REQUIREMENT
Determine how many lines in the entries below contain "division", and output only that number.

MATERIAL SUPPLIED Start Marker

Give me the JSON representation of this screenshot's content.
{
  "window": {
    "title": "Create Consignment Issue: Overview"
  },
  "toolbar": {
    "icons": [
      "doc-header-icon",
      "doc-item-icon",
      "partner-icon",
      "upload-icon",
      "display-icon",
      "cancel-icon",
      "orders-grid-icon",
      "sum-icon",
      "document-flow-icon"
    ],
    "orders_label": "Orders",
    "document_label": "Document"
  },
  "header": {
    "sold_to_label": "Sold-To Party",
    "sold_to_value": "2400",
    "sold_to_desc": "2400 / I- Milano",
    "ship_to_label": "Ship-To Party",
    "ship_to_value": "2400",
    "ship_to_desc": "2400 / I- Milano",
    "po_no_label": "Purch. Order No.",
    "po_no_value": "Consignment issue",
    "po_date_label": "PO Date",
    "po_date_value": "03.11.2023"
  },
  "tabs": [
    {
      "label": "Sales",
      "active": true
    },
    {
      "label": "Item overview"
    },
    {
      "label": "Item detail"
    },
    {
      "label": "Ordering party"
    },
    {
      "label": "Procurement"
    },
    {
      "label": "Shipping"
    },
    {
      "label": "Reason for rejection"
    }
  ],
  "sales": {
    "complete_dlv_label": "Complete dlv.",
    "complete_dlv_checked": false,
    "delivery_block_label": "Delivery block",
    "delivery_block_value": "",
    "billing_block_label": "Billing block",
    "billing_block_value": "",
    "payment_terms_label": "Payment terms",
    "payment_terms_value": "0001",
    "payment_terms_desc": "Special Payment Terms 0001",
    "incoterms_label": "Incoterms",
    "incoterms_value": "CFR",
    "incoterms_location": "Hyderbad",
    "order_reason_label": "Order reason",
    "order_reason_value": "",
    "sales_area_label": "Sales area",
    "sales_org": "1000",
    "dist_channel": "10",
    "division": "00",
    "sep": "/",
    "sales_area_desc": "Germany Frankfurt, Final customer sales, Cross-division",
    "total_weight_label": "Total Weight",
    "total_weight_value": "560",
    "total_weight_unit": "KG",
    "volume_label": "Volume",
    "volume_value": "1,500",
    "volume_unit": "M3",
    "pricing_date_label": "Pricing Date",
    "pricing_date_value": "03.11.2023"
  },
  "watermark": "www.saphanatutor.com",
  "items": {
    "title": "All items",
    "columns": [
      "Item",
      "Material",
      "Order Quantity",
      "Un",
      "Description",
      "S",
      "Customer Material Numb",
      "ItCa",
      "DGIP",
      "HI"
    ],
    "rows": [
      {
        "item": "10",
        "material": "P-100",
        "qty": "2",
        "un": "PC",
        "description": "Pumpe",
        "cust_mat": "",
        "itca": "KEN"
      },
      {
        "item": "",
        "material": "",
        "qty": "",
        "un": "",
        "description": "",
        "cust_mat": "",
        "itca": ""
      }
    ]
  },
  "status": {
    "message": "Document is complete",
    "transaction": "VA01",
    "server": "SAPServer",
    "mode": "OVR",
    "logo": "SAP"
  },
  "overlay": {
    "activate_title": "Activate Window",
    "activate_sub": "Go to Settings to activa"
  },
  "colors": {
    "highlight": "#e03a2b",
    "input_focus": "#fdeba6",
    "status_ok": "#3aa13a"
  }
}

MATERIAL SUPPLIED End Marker

ANSWER SECTION
2